Neither Ibaka nor Durant ended up fouling out in any of these games. So, what were the right moves for Scott Brooks—should he have benched these guys or let them stay on the floor and risk getting more fouls?
NBA statheads have reasoned for years that it doesn’t matter when a player plays as long as he maximizes his court time. In Tobias Moskowitz and Jon Wertheim’s 2011 book Scorecasting, the writers note that coaches are too risk-averse when it comes to foul trouble. After reaching five fouls, Moskowitz and Wertheim explain, players only receive a disqualifying sixth foul 21 percent of the time, and that even then, it’s usually not too long before the final buzzer. Their book also disproves the myth that teams perform worse when foul-troubled players are on the court. The assumption that these players might cost their teams by being more tentative in potentially foul-drawing situations turns out to be incorrect. Another study points out that it’s actually success in the third quarter that correlates to the most wins.
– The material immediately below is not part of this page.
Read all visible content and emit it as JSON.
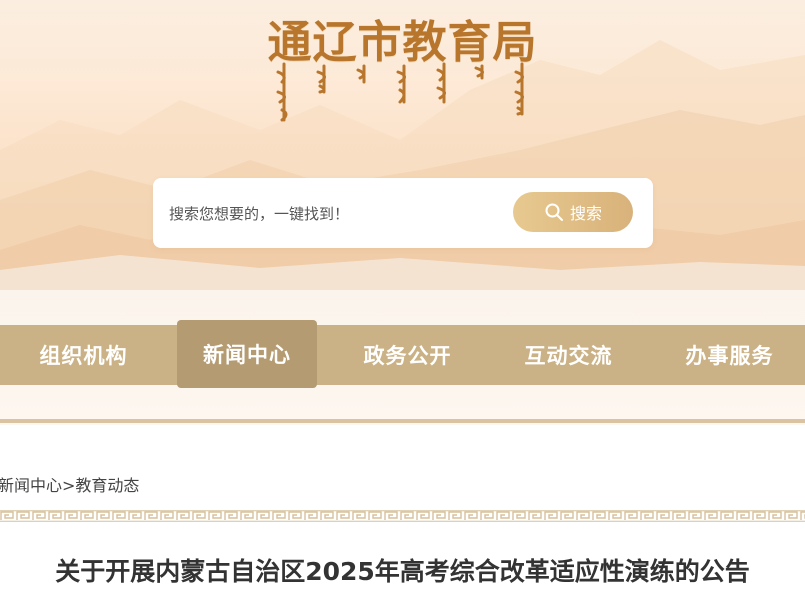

But not so fast—a paper published earlier this year by three researchers at NYU argues that coaches who bench foul-laden players are acting rationally. Allan Maymin, Philip Maymin, and Eugene Shen say that foul-plagued players are indeed on-court liabilities. They also show a correlation between winning and adhering to the “Q+1” benching rule—benching a player when he gets a second foul in the first quarter, a third foul in the second quarter, a fourth foul in the third quarter, or a fifth foul in the fourth quarter. (According to the NYU researchers, coaches pull players more than 70 percent of the time in the immediate aftermath of reaching that Q+1 threshold.)
In order to believe the NYU study, however, you need to believe that late-game points are more valuable than baskets scored earlier. That notion is based on the principle that there are still many possessions remaining in the beginning of a game—it’s not until the waning moments that a basket either way is likely to swing a team’s win probability drastically. But this concept, which has been labeled “leverage” in sabermetric baseball circles, ignores the fact that the presence or absence of late-game, high-leverage situations is determined by the actions that preceded them. Sure, you’d love to have your best players on the court when the game’s tied with 10 seconds to go. But those occurrences are rarer than you might think, and you might end up losing by 20 points if you pull a star player in the hope that he’ll be able to come off the bench and rescue you at the end.
The NYU study’s numbers are also largely influenced by an underlying assumption that players are independent production units. But anyone who’s watched basketball can tell you that, for instance, Kevin Love’s scoring jumps when he has Ricky Rubio passing him the ball. Unlike baseball, which is essentially a summation of one-on-one performances, basketball is a fluid game that depends on five complimentary players. It’s for those reasons that certain lineups are selected—and why those lineups should be kept together on court as much as possible. If Kevin Durant, Russell Westbrook, and Serge Ibaka get in foul trouble in Game 5 of the Finals, Scott Brooks should not only not think twice about keeping them on the floor, he should urge them to keep their feet on the gas pedal.